[Page and application data records]
--- START ---
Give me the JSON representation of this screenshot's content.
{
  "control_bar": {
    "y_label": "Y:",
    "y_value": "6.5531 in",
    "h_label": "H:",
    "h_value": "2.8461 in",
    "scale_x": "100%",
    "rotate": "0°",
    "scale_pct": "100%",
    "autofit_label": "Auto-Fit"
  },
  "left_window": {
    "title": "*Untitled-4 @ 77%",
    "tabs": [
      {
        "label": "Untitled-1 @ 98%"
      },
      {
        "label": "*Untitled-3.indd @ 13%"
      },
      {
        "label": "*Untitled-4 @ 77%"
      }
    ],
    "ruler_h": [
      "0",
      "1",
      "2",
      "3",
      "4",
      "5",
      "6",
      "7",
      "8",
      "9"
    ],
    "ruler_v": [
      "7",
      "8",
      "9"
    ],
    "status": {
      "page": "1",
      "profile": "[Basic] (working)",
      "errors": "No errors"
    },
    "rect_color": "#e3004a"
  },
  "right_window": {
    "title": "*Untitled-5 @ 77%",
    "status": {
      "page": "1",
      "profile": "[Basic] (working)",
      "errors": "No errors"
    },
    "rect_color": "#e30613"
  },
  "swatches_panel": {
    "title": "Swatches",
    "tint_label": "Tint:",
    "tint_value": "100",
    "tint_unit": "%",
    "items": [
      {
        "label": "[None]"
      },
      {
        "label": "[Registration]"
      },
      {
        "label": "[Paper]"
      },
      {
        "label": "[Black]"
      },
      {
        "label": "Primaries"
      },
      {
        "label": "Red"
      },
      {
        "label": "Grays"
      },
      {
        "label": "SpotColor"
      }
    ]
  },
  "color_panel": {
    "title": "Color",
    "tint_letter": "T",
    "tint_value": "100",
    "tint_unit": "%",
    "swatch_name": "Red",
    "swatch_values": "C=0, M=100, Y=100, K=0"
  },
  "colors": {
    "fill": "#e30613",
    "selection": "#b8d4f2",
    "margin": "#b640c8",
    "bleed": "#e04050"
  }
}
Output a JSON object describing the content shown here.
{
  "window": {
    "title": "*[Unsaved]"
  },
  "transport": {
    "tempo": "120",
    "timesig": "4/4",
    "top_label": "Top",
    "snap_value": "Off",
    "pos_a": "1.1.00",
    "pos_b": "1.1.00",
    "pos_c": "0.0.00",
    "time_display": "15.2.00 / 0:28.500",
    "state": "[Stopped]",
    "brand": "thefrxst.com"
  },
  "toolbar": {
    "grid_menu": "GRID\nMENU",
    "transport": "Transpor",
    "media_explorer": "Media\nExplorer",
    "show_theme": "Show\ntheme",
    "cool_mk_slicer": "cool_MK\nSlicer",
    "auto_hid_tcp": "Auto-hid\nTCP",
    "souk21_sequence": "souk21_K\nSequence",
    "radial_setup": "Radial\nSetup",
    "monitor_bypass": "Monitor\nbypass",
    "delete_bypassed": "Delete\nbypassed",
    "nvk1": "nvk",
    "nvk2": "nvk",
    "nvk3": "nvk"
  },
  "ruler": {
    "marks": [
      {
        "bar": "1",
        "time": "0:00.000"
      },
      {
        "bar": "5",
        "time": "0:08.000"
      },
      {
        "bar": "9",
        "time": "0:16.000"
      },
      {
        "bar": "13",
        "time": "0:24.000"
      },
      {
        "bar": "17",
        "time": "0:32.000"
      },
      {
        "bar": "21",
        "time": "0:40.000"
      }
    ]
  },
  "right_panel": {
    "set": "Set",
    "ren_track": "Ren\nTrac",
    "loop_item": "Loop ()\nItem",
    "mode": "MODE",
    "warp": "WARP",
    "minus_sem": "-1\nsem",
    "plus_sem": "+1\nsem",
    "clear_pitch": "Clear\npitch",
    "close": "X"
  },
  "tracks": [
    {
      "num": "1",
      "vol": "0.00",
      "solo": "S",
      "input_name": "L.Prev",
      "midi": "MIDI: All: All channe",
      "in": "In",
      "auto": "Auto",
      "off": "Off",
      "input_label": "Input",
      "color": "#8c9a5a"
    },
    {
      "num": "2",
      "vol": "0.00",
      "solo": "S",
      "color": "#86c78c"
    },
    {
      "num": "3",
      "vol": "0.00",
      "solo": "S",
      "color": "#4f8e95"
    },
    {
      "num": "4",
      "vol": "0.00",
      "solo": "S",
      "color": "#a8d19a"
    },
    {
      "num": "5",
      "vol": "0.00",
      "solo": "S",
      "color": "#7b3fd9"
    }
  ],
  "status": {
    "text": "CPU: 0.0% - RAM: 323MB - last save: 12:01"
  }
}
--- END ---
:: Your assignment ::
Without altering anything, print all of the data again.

:: Exercise solution ::
Give me the JSON representation of this screenshot's content.
{
  "control_bar": {
    "y_label": "Y:",
    "y_value": "6.5531 in",
    "h_label": "H:",
    "h_value": "2.8461 in",
    "scale_x": "100%",
    "rotate": "0°",
    "scale_pct": "100%",
    "autofit_label": "Auto-Fit"
  },
  "left_window": {
    "title": "*Untitled-4 @ 77%",
    "tabs": [
      {
        "label": "Untitled-1 @ 98%"
      },
      {
        "label": "*Untitled-3.indd @ 13%"
      },
      {
        "label": "*Untitled-4 @ 77%"
      }
    ],
    "ruler_h": [
      "0",
      "1",
      "2",
      "3",
      "4",
      "5",
      "6",
      "7",
      "8",
      "9"
    ],
    "ruler_v": [
      "7",
      "8",
      "9"
    ],
    "status": {
      "page": "1",
      "profile": "[Basic] (working)",
      "errors": "No errors"
    },
    "rect_color": "#e3004a"
  },
  "right_window": {
    "title": "*Untitled-5 @ 77%",
    "status": {
      "page": "1",
      "profile": "[Basic] (working)",
      "errors": "No errors"
    },
    "rect_color": "#e30613"
  },
  "swatches_panel": {
    "title": "Swatches",
    "tint_label": "Tint:",
    "tint_value": "100",
    "tint_unit": "%",
    "items": [
      {
        "label": "[None]"
      },
      {
        "label": "[Registration]"
      },
      {
        "label": "[Paper]"
      },
      {
        "label": "[Black]"
      },
      {
        "label": "Primaries"
      },
      {
        "label": "Red"
      },
      {
        "label": "Grays"
      },
      {
        "label": "SpotColor"
      }
    ]
  },
  "color_panel": {
    "title": "Color",
    "tint_letter": "T",
    "tint_value": "100",
    "tint_unit": "%",
    "swatch_name": "Red",
    "swatch_values": "C=0, M=100, Y=100, K=0"
  },
  "colors": {
    "fill": "#e30613",
    "selection": "#b8d4f2",
    "margin": "#b640c8",
    "bleed": "#e04050"
  }
}
Output a JSON object describing the content shown here.
{
  "window": {
    "title": "*[Unsaved]"
  },
  "transport": {
    "tempo": "120",
    "timesig": "4/4",
    "top_label": "Top",
    "snap_value": "Off",
    "pos_a": "1.1.00",
    "pos_b": "1.1.00",
    "pos_c": "0.0.00",
    "time_display": "15.2.00 / 0:28.500",
    "state": "[Stopped]",
    "brand": "thefrxst.com"
  },
  "toolbar": {
    "grid_menu": "GRID\nMENU",
    "transport": "Transpor",
    "media_explorer": "Media\nExplorer",
    "show_theme": "Show\ntheme",
    "cool_mk_slicer": "cool_MK\nSlicer",
    "auto_hid_tcp": "Auto-hid\nTCP",
    "souk21_sequence": "souk21_K\nSequence",
    "radial_setup": "Radial\nSetup",
    "monitor_bypass": "Monitor\nbypass",
    "delete_bypassed": "Delete\nbypassed",
    "nvk1": "nvk",
    "nvk2": "nvk",
    "nvk3": "nvk"
  },
  "ruler": {
    "marks": [
      {
        "bar": "1",
        "time": "0:00.000"
      },
      {
        "bar": "5",
        "time": "0:08.000"
      },
      {
        "bar": "9",
        "time": "0:16.000"
      },
      {
        "bar": "13",
        "time": "0:24.000"
      },
      {
        "bar": "17",
        "time": "0:32.000"
      },
      {
        "bar": "21",
        "time": "0:40.000"
      }
    ]
  },
  "right_panel": {
    "set": "Set",
    "ren_track": "Ren\nTrac",
    "loop_item": "Loop ()\nItem",
    "mode": "MODE",
    "warp": "WARP",
    "minus_sem": "-1\nsem",
    "plus_sem": "+1\nsem",
    "clear_pitch": "Clear\npitch",
    "close": "X"
  },
  "tracks": [
    {
      "num": "1",
      "vol": "0.00",
      "solo": "S",
      "input_name": "L.Prev",
      "midi": "MIDI: All: All channe",
      "in": "In",
      "auto": "Auto",
      "off": "Off",
      "input_label": "Input",
      "color": "#8c9a5a"
    },
    {
      "num": "2",
      "vol": "0.00",
      "solo": "S",
      "color": "#86c78c"
    },
    {
      "num": "3",
      "vol": "0.00",
      "solo": "S",
      "color": "#4f8e95"
    },
    {
      "num": "4",
      "vol": "0.00",
      "solo": "S",
      "color": "#a8d19a"
    },
    {
      "num": "5",
      "vol": "0.00",
      "solo": "S",
      "color": "#7b3fd9"
    }
  ],
  "status": {
    "text": "CPU: 0.0% - RAM: 323MB - last save: 12:01"
  }
}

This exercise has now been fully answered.